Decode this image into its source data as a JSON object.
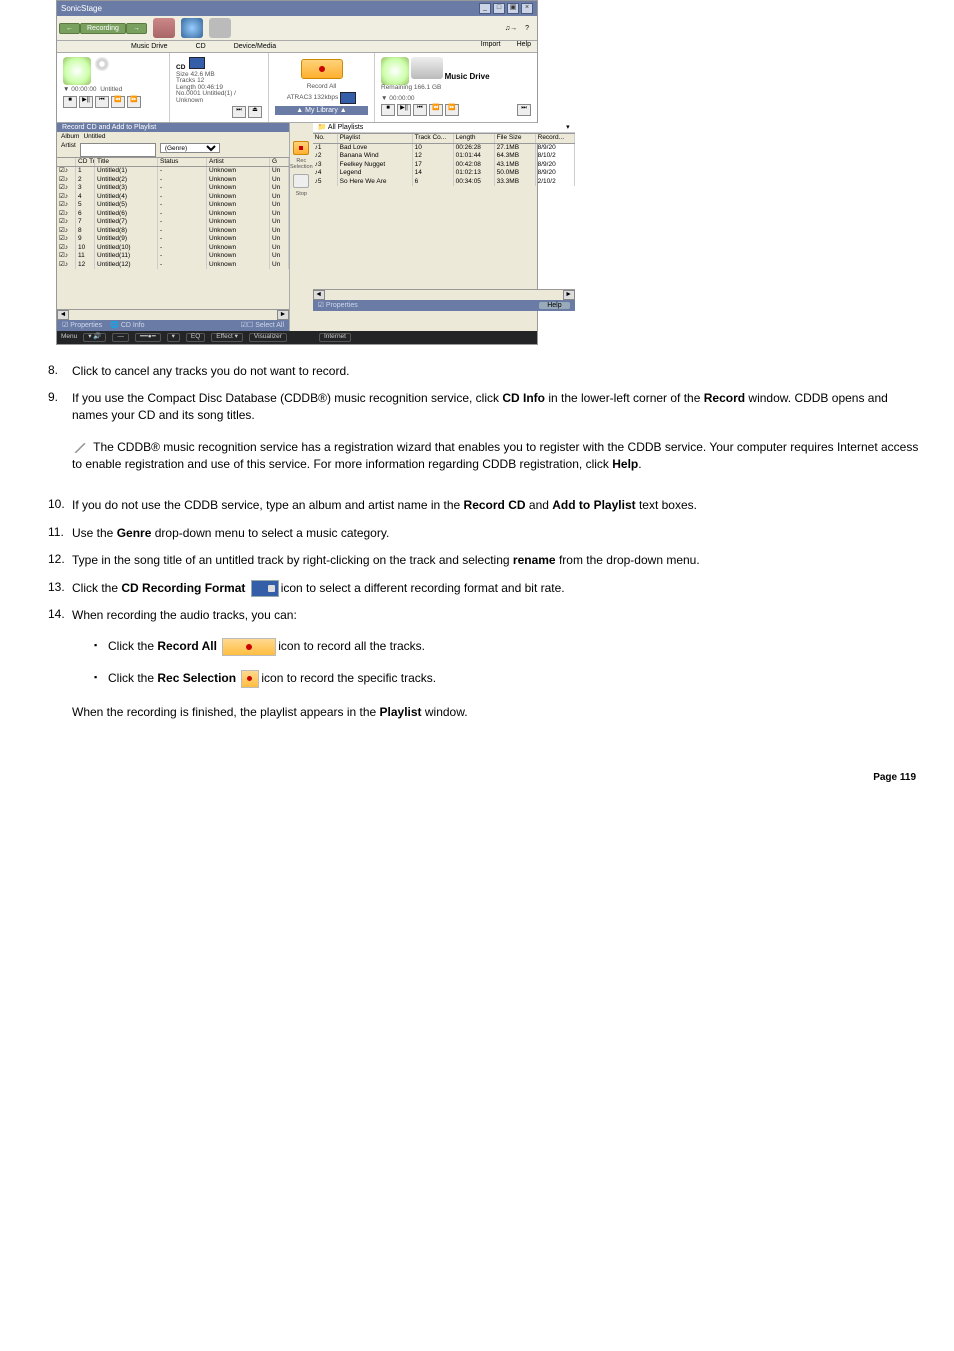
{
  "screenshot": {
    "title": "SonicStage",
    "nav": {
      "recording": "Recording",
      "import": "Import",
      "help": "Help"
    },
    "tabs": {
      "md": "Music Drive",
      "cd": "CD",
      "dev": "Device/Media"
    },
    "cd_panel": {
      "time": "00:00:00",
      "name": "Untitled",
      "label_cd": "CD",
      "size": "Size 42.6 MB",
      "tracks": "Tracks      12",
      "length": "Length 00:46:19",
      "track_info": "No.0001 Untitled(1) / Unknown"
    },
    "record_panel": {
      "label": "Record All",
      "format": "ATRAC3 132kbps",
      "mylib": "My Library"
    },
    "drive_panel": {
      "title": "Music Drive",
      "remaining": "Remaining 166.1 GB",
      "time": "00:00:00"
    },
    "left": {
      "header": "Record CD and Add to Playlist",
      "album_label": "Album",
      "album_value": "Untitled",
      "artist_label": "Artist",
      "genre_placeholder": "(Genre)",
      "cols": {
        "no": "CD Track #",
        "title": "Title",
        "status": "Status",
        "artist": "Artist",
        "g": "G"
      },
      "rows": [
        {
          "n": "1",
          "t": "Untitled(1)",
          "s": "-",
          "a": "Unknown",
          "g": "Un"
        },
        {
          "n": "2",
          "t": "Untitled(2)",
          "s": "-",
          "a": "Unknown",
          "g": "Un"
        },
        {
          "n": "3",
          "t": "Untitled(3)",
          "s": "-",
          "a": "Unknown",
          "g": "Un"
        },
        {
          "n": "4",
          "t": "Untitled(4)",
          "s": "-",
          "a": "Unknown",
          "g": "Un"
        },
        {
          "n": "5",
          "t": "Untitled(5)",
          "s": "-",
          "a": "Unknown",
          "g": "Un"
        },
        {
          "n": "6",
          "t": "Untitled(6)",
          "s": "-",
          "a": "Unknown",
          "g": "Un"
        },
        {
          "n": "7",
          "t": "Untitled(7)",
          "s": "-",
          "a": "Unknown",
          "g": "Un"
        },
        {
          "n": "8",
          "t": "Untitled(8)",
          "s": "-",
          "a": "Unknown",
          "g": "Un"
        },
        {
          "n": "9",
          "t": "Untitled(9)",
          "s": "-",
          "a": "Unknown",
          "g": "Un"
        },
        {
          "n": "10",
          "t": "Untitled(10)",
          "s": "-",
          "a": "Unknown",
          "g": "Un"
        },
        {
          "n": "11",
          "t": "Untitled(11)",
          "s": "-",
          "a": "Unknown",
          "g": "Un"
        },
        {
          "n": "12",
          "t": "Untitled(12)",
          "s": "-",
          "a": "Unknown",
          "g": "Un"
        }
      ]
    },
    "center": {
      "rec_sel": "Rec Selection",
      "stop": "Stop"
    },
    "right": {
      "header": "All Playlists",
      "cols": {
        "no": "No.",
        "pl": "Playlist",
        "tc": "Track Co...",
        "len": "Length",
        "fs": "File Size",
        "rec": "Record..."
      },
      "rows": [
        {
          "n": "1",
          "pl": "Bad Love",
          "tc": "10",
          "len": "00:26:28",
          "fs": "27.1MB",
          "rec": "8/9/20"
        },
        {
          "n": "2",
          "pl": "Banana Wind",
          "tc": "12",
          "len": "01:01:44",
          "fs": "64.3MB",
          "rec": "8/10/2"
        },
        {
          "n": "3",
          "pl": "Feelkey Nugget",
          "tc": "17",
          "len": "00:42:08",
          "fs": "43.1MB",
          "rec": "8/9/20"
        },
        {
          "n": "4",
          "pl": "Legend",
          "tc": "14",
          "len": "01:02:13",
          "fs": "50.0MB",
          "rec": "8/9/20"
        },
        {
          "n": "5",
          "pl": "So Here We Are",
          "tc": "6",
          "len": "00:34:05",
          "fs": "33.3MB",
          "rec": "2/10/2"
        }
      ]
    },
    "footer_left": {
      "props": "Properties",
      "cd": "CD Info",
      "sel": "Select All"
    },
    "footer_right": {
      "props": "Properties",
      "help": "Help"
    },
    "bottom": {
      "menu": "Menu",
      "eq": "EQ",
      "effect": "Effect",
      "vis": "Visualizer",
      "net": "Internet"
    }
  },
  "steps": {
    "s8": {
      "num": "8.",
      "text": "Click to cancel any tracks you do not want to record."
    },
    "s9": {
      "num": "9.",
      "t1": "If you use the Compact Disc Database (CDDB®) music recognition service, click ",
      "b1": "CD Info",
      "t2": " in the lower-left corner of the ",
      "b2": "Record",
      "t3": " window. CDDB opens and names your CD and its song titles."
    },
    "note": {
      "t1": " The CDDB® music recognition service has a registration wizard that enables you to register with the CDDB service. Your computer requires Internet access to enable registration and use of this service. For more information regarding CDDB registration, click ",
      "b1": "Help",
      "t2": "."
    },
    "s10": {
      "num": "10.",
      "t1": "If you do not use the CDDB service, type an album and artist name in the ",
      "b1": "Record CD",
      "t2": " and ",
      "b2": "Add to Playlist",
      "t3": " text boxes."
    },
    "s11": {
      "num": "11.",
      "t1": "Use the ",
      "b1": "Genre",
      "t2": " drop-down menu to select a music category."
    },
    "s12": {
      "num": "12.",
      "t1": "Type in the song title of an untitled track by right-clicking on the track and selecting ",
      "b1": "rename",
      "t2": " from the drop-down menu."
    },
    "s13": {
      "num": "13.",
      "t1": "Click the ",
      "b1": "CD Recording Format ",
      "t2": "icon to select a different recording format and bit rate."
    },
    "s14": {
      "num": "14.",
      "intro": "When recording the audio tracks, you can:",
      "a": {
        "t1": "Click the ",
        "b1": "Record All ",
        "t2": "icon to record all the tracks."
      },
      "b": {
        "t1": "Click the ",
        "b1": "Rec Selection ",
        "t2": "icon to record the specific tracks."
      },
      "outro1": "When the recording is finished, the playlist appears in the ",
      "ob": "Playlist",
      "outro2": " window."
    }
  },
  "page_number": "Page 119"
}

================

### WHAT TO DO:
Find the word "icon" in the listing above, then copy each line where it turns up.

### RESPONSE BELOW:
      "t2": "icon to select a different recording format and bit rate."
        "t2": "icon to record all the tracks."
        "t2": "icon to record the specific tracks."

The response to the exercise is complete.